Anthony, meanwhile, underwent his own turmoil during the 2010-11 season—being traded halfway through the season to the New York Knicks. In the 27 games he played as a Knick that year, he drilled 42.4 percent of his 4.6 three-point attempts per game.
Had that three-point shooting efficiency been sustainable, it would have given Anthony one major advantage over James, a notoriously streaky long-range shooter at the time. However, his prowess from downtown plummeted during his first full season in New York, as he knocked down only 33.5 percent of his three-point attempts in 2011-12. He also shot only 43.0 percent from the field, the lowest mark since his rookie season nearly a decade prior.
As Carmelo's shooting percentages dropped, LeBron's only continued to rise.

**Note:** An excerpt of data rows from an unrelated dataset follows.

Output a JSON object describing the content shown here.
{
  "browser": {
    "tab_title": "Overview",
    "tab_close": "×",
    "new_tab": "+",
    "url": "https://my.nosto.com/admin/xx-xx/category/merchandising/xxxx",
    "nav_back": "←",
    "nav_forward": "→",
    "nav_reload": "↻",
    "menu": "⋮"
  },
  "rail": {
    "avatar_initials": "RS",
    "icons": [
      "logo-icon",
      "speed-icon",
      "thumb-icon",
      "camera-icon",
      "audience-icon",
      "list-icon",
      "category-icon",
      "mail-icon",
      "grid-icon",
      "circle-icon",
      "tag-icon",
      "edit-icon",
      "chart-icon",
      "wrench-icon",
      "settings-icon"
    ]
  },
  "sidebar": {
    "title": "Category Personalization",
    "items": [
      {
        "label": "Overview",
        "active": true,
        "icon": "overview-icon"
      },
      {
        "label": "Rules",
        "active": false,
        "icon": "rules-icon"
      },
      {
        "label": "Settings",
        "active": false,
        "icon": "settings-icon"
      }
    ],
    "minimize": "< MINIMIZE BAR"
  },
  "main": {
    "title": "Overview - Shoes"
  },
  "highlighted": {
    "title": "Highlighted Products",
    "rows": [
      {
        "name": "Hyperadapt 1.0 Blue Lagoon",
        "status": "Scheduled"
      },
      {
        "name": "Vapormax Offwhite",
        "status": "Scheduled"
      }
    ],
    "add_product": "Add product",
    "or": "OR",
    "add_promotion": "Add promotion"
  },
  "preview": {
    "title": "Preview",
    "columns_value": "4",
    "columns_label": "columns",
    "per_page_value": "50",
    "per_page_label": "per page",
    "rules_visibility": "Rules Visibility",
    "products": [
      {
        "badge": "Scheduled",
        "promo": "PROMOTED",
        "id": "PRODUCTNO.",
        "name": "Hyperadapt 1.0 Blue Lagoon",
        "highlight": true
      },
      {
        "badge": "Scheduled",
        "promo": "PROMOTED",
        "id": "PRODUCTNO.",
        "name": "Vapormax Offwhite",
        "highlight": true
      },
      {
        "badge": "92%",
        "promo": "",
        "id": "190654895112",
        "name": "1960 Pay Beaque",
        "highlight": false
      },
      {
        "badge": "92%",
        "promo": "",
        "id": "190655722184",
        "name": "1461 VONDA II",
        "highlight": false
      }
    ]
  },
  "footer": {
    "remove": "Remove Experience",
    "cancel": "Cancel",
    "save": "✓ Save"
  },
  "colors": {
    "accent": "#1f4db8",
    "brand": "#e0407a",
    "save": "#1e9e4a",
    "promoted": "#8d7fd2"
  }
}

He drained 53.1 percent of his shots from the floor and 36.2 percent from three-point range in 2011-12, both of which were new career highs at the time.
With two more regular-season MVP awards, two NBA championships and two NBA Finals MVPs in 2011-12 and 2012-13, James left Anthony in the dust once and for all (Gary Washburn's opinion notwithstanding).
The Present (2013-14)
This season, hardly anything has changed in the LeBron-Carmelo narrative. Despite Anthony averaging a career-high 8.6 rebounds per game, he still significantly trails James in terms of PER, effective field-goal percentage and win shares.
He's also lagging behind in terms of field-goal percentage on pull-up shots, per SportVU (via NBA.com/stats). Anthony is shooting 35.9 percent on his 7.2 pull-up field-goal attempts per game, while James is shooting 37.3 percent on his 4.4 pull-up attempts.
What's behind the massive disparity in their respective advanced stats?
David Berri of The Wages of Wins Journal offered his perspective back in Jan. 2011:
When we compare LeBron and Carmelo, we see two players with very similar scoring totals. But LeBron is a more efficient scorer. In other words, Carmelo can only match LeBron’s scoring totals because he is more willing to take shots away from his teammates. LeBron can score as much as Carmelo with fewer shots, and since LeBron is a more willing passer, he is able to set up efficient shots for his teammates as well. As a consequence—although LeBron and Carmelo are not much different with respect to possession factors (i.e. rebounds, steals, and turnovers)—LeBron produces far more wins than Carmelo.
B/R's Howard Beck recently echoed Berri's criticism of Carmelo:
If Anthony were a more complete player, perhaps the $129 million investment would be justified. But he is not. Eleven years into his NBA career, Anthony remains the same one-dimensional player he’s always been: a phenomenal scorer who doesn't defend and never elevates his teammates.
Once regarded as James' rival, Anthony is now fourth in the small-forward pecking order, behind James, (Kevin) Durant and Paul George.
After looking back on the respective careers of James and Anthony on a year-by-year basis, it's difficult to argue with either Berri or Beck. Anthony clearly possesses an elite ability to put the ball in the basket, as evidenced by him winning the 2012-13 scoring title. He's not elite, however, in any other aspects of his game.
Compared to James, who easily ranks as the league's best passing forward today, Anthony's lack of well-roundedness sets him apart in a negative way. At this rate, he's never going to surpass James simply because he doesn't contribute enough to his team's overall success.
Carmelo's ability to score a bevy of points can't be underrated. But when players like Paul George and Kevin Durant are clearly pushing the boundaries of their game to emulate James, Anthony's relative stagnation sticks out like a sore thumb.
At this point, the ship has sailed on the debate between Anthony and James. As Beck alludes to, it's now just a matter of where to place Carmelo in the upper echelon of small forwards.
Note: Unless otherwise noted, all advanced statistics come from Basketball-Reference.com.